The high cost of adequate health care. We need to eliminate inefficiencies, invest in innovation, and maximize economies of scale. Health care is currently a complex web of thousands of different businesses with competing interests. As a society, we need to align our goals and interests so we can optimize our health care system to provide the best care at the best value.
Who was the mentor who helped you the most to get to where you are today?
I have been lucky to have had a few people mentor me and I am eternally grateful. Each person was different, but they all share one thing in common: They saw a curiosity and an interest in me and they each helped me nurture that through actively engaging with me and pushing me to pursue and develop my ideas. Having someone believe in you enough that they push you to be better is powerful. A mentor doesn’t need to be an expert, but they do need to have a desire to see you succeed.
What has you most optimistic about the future of health care?

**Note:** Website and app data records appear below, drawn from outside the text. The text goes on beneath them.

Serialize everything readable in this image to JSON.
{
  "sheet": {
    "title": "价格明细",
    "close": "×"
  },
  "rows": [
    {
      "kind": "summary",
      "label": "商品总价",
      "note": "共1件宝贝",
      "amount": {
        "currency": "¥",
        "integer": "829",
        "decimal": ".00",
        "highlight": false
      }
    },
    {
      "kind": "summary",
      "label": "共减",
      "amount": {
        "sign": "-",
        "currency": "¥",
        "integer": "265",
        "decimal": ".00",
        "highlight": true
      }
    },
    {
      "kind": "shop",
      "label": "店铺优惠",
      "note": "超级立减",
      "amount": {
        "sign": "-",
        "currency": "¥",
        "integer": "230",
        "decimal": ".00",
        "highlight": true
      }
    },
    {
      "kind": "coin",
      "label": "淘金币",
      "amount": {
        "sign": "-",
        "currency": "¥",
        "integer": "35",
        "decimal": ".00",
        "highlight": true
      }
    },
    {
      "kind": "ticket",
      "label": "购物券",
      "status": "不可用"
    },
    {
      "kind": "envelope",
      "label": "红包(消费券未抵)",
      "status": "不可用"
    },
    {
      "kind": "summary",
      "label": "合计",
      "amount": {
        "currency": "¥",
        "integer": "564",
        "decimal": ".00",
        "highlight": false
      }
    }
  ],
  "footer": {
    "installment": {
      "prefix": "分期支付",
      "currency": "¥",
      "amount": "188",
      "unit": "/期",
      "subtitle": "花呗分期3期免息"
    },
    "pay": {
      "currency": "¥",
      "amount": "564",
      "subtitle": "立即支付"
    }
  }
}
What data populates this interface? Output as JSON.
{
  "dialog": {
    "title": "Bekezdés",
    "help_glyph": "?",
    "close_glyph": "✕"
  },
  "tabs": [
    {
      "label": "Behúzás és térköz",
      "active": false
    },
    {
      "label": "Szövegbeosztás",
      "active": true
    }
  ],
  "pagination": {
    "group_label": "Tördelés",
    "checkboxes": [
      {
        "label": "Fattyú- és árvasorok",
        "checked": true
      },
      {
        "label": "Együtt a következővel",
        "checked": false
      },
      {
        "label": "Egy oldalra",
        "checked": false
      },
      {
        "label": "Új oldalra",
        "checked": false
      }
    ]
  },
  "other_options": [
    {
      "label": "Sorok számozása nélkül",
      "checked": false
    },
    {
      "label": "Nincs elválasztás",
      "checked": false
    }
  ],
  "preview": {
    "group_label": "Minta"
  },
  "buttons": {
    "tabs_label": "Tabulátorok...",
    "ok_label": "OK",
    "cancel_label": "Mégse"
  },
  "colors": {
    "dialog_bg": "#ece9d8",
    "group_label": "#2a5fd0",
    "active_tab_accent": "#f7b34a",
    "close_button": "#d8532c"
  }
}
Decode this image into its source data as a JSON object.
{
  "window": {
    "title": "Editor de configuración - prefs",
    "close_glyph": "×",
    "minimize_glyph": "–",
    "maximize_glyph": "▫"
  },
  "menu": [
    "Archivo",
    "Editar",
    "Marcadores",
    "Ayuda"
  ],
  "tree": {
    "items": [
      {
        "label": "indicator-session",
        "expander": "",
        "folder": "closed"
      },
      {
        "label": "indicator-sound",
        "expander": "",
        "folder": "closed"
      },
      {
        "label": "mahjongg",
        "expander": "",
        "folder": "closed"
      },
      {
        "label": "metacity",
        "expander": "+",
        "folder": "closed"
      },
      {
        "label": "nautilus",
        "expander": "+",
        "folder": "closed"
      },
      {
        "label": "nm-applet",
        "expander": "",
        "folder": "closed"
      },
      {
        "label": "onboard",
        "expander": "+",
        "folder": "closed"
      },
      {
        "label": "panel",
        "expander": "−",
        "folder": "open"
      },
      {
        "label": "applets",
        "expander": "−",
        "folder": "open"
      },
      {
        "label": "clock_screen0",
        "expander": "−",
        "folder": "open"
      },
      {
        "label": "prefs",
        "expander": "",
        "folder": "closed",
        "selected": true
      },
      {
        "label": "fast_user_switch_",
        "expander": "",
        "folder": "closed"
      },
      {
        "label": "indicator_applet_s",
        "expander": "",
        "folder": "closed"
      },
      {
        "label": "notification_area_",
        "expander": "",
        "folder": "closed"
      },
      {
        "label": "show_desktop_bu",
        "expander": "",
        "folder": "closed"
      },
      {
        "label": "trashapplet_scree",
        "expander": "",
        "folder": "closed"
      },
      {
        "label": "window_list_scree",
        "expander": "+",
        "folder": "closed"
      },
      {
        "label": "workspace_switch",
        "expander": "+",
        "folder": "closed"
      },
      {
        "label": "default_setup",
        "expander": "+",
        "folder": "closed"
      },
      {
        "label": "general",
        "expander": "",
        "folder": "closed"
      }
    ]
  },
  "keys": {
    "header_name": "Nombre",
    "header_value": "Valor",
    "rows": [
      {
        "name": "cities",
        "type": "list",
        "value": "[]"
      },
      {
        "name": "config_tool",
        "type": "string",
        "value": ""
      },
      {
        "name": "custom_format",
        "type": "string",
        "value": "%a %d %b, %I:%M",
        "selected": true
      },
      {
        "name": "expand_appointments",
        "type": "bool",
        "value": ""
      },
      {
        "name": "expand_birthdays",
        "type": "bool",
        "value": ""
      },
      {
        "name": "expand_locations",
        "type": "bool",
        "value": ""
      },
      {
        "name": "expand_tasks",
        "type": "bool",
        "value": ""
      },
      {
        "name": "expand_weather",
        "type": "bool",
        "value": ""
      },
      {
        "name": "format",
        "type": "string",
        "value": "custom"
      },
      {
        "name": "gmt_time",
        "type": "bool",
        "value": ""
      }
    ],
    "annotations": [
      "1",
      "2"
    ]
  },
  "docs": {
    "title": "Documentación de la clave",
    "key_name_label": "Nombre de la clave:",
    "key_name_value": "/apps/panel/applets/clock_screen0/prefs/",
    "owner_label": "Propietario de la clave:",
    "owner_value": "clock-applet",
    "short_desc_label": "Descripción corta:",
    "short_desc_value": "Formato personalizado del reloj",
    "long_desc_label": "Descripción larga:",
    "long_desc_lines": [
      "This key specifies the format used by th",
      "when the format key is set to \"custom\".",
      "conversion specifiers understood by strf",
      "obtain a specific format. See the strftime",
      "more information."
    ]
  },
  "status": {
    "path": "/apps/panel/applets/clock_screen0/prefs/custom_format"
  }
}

While I am a member of a small group of physicians who have moved out of the day-to-day practice of medicine to focus on bringing a clinical voice to business decisions in healthcare, today I’m very happy to see more and more providers (physicians and other health professionals) stepping out of traditional roles of operations and driving business and regulatory decisions in health care. A lot of the complexities we have in health care today came about because the role of those stakeholders has not been valued in the past – but this is now changing.
What motivates you to keep doing the work that you do?
Knowing that what I do serves more than just my own interests motivates me to take risks and propose larger, bolder initiatives that could have a meaningful impact to the members and patients who trust us to build a better, more affordable health care system.
What’s the one piece of advice you would give to an aspiring health care leader?
Forget the traditional advice to “stay in your lane” and be proactive if you want to affect meaningful change. What you’ll find is genuine support from others looking to move the needle toward better health care services.